=== Section Start ===
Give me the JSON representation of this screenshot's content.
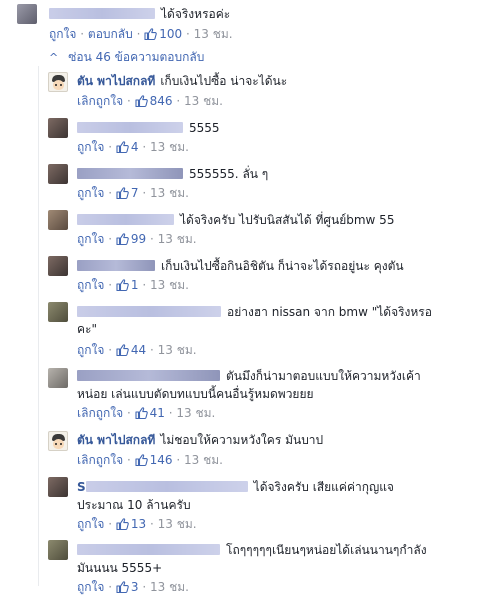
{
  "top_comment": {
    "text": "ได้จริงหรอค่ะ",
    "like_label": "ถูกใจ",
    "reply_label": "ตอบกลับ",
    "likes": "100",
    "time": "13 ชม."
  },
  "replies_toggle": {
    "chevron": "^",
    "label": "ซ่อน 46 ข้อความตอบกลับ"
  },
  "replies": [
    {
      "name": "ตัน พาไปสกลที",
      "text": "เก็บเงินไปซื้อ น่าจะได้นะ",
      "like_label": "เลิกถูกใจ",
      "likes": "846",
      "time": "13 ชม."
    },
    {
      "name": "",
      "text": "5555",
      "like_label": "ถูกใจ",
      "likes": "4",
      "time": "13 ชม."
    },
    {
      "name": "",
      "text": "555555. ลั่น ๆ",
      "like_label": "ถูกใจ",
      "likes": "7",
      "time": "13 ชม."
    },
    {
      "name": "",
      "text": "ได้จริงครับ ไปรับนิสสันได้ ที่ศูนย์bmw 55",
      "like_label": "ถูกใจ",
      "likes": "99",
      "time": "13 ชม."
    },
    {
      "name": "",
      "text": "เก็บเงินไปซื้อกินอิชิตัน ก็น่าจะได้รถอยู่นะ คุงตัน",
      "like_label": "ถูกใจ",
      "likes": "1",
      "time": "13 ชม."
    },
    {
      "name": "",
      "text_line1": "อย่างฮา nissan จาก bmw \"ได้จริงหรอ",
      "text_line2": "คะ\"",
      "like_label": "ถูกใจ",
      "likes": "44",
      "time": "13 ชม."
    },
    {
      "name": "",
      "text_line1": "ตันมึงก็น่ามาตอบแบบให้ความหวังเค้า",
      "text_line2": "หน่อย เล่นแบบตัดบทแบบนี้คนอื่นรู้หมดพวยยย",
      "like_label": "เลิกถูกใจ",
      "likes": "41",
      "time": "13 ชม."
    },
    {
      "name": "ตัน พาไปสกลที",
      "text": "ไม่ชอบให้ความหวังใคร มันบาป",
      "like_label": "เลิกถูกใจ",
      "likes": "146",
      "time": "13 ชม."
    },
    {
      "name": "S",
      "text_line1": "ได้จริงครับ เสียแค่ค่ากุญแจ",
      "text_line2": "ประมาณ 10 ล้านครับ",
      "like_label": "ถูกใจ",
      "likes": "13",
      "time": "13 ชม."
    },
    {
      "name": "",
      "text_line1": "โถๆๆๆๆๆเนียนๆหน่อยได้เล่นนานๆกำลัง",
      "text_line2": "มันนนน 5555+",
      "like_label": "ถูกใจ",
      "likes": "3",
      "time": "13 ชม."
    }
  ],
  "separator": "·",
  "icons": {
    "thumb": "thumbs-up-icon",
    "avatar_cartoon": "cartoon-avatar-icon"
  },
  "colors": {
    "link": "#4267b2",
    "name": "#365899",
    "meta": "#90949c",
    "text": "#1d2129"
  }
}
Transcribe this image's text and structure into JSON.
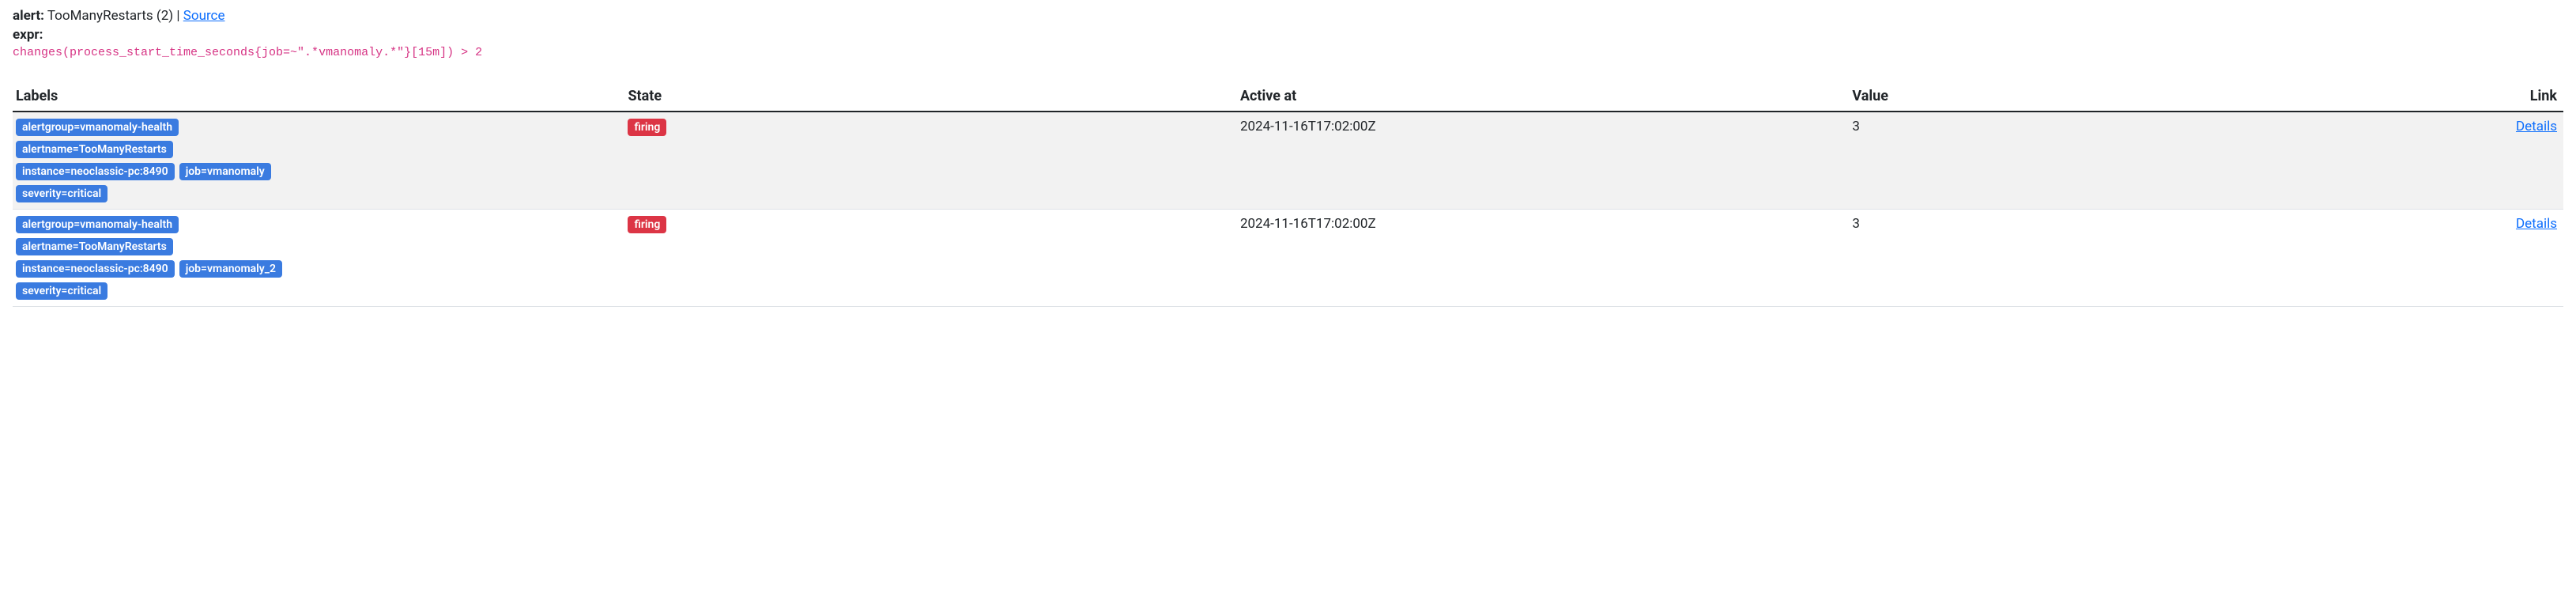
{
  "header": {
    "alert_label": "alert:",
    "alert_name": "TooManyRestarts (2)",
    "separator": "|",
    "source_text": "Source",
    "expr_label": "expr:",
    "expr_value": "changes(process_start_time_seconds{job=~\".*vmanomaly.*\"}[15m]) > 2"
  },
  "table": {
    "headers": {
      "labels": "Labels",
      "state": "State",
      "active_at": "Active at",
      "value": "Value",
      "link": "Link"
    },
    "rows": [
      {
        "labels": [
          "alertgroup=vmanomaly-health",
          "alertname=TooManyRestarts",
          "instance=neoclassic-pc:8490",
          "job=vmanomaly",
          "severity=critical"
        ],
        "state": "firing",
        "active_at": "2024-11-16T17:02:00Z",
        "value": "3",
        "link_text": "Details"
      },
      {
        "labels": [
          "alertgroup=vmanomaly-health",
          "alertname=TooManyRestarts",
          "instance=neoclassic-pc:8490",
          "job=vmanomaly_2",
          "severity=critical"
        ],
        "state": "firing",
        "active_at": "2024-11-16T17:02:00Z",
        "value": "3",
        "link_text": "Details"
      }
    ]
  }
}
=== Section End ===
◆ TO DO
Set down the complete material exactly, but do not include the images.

◆ REPLY
Give me the JSON representation of this screenshot's content.
{
  "top_comment": {
    "text": "ได้จริงหรอค่ะ",
    "like_label": "ถูกใจ",
    "reply_label": "ตอบกลับ",
    "likes": "100",
    "time": "13 ชม."
  },
  "replies_toggle": {
    "chevron": "^",
    "label": "ซ่อน 46 ข้อความตอบกลับ"
  },
  "replies": [
    {
      "name": "ตัน พาไปสกลที",
      "text": "เก็บเงินไปซื้อ น่าจะได้นะ",
      "like_label": "เลิกถูกใจ",
      "likes": "846",
      "time": "13 ชม."
    },
    {
      "name": "",
      "text": "5555",
      "like_label": "ถูกใจ",
      "likes": "4",
      "time": "13 ชม."
    },
    {
      "name": "",
      "text": "555555. ลั่น ๆ",
      "like_label": "ถูกใจ",
      "likes": "7",
      "time": "13 ชม."
    },
    {
      "name": "",
      "text": "ได้จริงครับ ไปรับนิสสันได้ ที่ศูนย์bmw 55",
      "like_label": "ถูกใจ",
      "likes": "99",
      "time": "13 ชม."
    },
    {
      "name": "",
      "text": "เก็บเงินไปซื้อกินอิชิตัน ก็น่าจะได้รถอยู่นะ คุงตัน",
      "like_label": "ถูกใจ",
      "likes": "1",
      "time": "13 ชม."
    },
    {
      "name": "",
      "text_line1": "อย่างฮา nissan จาก bmw \"ได้จริงหรอ",
      "text_line2": "คะ\"",
      "like_label": "ถูกใจ",
      "likes": "44",
      "time": "13 ชม."
    },
    {
      "name": "",
      "text_line1": "ตันมึงก็น่ามาตอบแบบให้ความหวังเค้า",
      "text_line2": "หน่อย เล่นแบบตัดบทแบบนี้คนอื่นรู้หมดพวยยย",
      "like_label": "เลิกถูกใจ",
      "likes": "41",
      "time": "13 ชม."
    },
    {
      "name": "ตัน พาไปสกลที",
      "text": "ไม่ชอบให้ความหวังใคร มันบาป",
      "like_label": "เลิกถูกใจ",
      "likes": "146",
      "time": "13 ชม."
    },
    {
      "name": "S",
      "text_line1": "ได้จริงครับ เสียแค่ค่ากุญแจ",
      "text_line2": "ประมาณ 10 ล้านครับ",
      "like_label": "ถูกใจ",
      "likes": "13",
      "time": "13 ชม."
    },
    {
      "name": "",
      "text_line1": "โถๆๆๆๆๆเนียนๆหน่อยได้เล่นนานๆกำลัง",
      "text_line2": "มันนนน 5555+",
      "like_label": "ถูกใจ",
      "likes": "3",
      "time": "13 ชม."
    }
  ],
  "separator": "·",
  "icons": {
    "thumb": "thumbs-up-icon",
    "avatar_cartoon": "cartoon-avatar-icon"
  },
  "colors": {
    "link": "#4267b2",
    "name": "#365899",
    "meta": "#90949c",
    "text": "#1d2129"
  }
}
Transcribe this image's text and structure into JSON.
{
  "header": {
    "alert_label": "alert:",
    "alert_name": "TooManyRestarts (2)",
    "separator": "|",
    "source_text": "Source",
    "expr_label": "expr:",
    "expr_value": "changes(process_start_time_seconds{job=~\".*vmanomaly.*\"}[15m]) > 2"
  },
  "table": {
    "headers": {
      "labels": "Labels",
      "state": "State",
      "active_at": "Active at",
      "value": "Value",
      "link": "Link"
    },
    "rows": [
      {
        "labels": [
          "alertgroup=vmanomaly-health",
          "alertname=TooManyRestarts",
          "instance=neoclassic-pc:8490",
          "job=vmanomaly",
          "severity=critical"
        ],
        "state": "firing",
        "active_at": "2024-11-16T17:02:00Z",
        "value": "3",
        "link_text": "Details"
      },
      {
        "labels": [
          "alertgroup=vmanomaly-health",
          "alertname=TooManyRestarts",
          "instance=neoclassic-pc:8490",
          "job=vmanomaly_2",
          "severity=critical"
        ],
        "state": "firing",
        "active_at": "2024-11-16T17:02:00Z",
        "value": "3",
        "link_text": "Details"
      }
    ]
  }
}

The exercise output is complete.